Born in Mogadishu during civil war, Hassan fled with her family to a refugee camp in Kenya, staying there for three years until she was resettled — without her family — in Seattle. It took 15 years for her to reunite with her mother and siblings, who had gone on to live in Norway. Going back and forth from New York City, where she was modeling, to Oslo, Hassan immersed herself in her family’s culture while learning to cook Somali food.
Using her mother’s recipes as a jumping off point, Hassan founded Basbaas in 2015. Her jarred sauces — tamarind-date and cilantro-coconut — can be ordered online (basbaassauce.com).
Hassan, 34, hopes to one day sell her sauces in stores in Minnesota, a state with a flourishing Somali food culture. There at least 65 Somali restaurants here, possibly many more, said Osman Ali, founder of the Somali Museum of Minnesota.
The richness of the community amazes Hassan every time she visits (she has a cousin in St. Louis Park).
“Every time I go there, I’m so shocked at how deeply rooted the Somalis are with one another, how Somalis migrate to a place all together. I’m like, did everyone telephone home and say ‘I’m moving to Minnesota?’ ” Hassan said, laughing. “I’ll meet young people and they’re like, ‘Oh, I was living in Boston and then I moved to Minnesota for community.’ That is really interesting to me.” Especially compared to New York, where Hassan lives, and where the Somali community is harder to come by.
“I don’t see that here,” she said. “You have to be really intentional if you’re going to hang out with Somali friends.”
While growing up in the U.S., Hassan felt a need to “humanize” her homeland for Americans. “I spent a good amount of my life as a young kid in Seattle defending not just Somalia, but Africa, because the idea of Africa was always starvation and destitution and hunger and war, and I was like, that’s not real. That’s not my Africa that I know.”
Now with her cookbook, she’s using the food of Somalia and that of neighboring countries to destigmatize those still-lingering impressions. “The way that I share food is to dismantle that narrative,” she said.
And helping her accomplish that goal are the bibis, from Comoros and Tanzania to Madagascar and Mozambique.

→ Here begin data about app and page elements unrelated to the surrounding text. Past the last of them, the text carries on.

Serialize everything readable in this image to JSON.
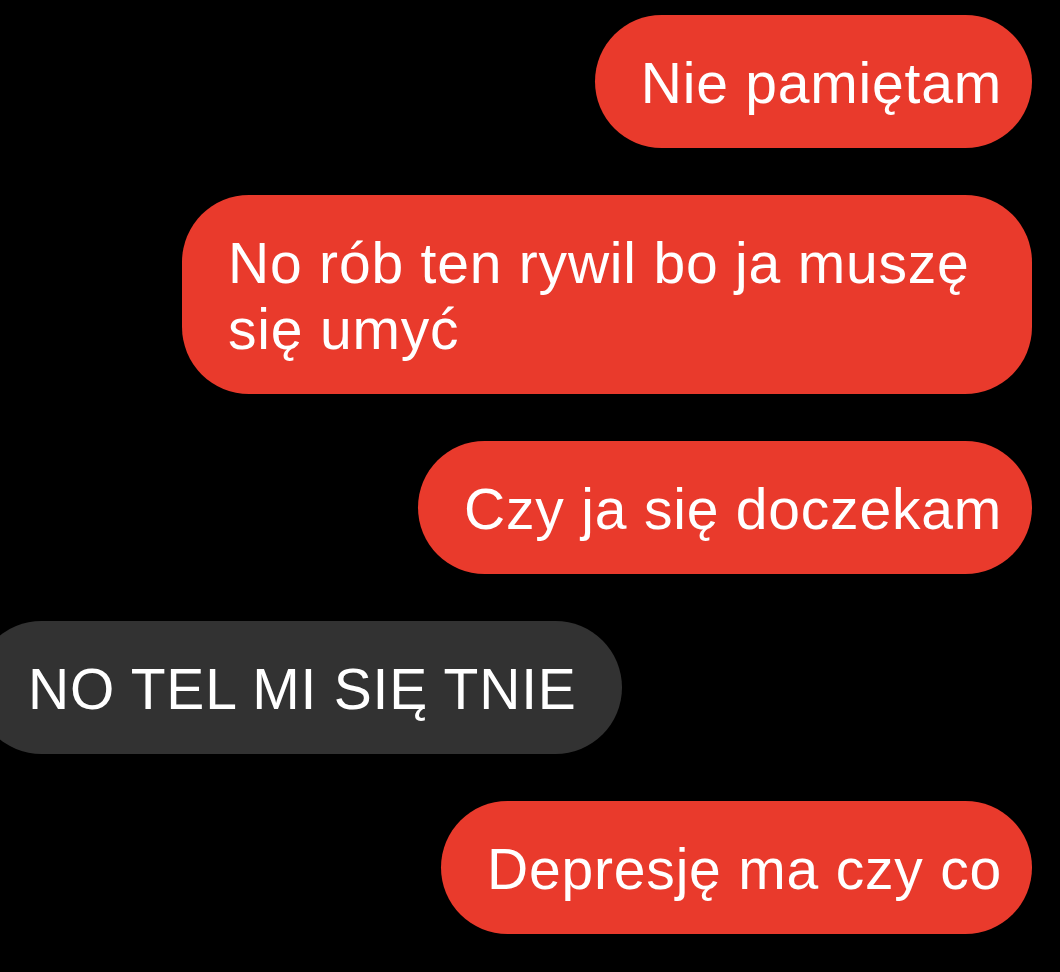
{
  "messages": [
    {
      "kind": "sent",
      "text": "Nie pamiętam"
    },
    {
      "kind": "sent",
      "text": "No rób ten rywil bo ja muszę się umyć"
    },
    {
      "kind": "sent",
      "text": "Czy ja się doczekam"
    },
    {
      "kind": "received",
      "text": "NO TEL MI SIĘ TNIE"
    },
    {
      "kind": "sent",
      "text": "Depresję ma czy co"
    }
  ]
}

“Elders are an important source of information,” said Ali, who owned a Somali restaurant in Minneapolis for nine years. “As people moved from nomadic society to the cities, moved again and emigrated to another country, they had to learn [to cook] from there again. Elders can talk about what they were using,” and can fill in their descendants on customs that might have otherwise been lost, he said.
“In Bibi’s Kitchen” preserves, in print, foods that when tasted or smelled, send Hassan right back to the comfort of her mother’s kitchen. Like the Italian-influenced and yet unmistakably Somali pasta sauce. That dish is “what has sustained me all these years,” she said, served with a side of banana — a pairing of two “rock stars.”
While the food of Africa is not a singular story that one person could — or even should — tell, Hassan hopes her own passion for the flavors of East Africa, and for the grandmothers who help those dishes endure, will be a gateway for people who want to learn more.
“My goal is to always talk from the space I occupy,” she said. “I’m Black, I’m Somali, I’m Muslim-raised, I’m a girl from Seattle, I’m a girl from Kenya — there are these many layers to me. So all I can do is share that and hope that at some point, whatever table I build, people have the audacity to sit down.”
Get a taste of East Africa
Here’s where Somali chef Hawa Hassan eats East African food when she visits Minneapolis:
The groundbreaking Somali restaurant by brothers Jamal and Sade Hashi, beloved for the camel burger, is a longtime vendor at Midtown Global Market.
920 E. Lake St., Mpls., 612-874-0756, safaritogo.net.
With outposts in both Minneapolis and St. Paul, Abdirahman Kahin’s restaurants fuse East African, Mediterranean and American-influenced cuisines.
720 Washington Av. SE., Mpls., 612-871-5555; 5 W. 7th Place, St. Paul, 651-888-2186, skyway locations temporarily closed. afrodeli.com.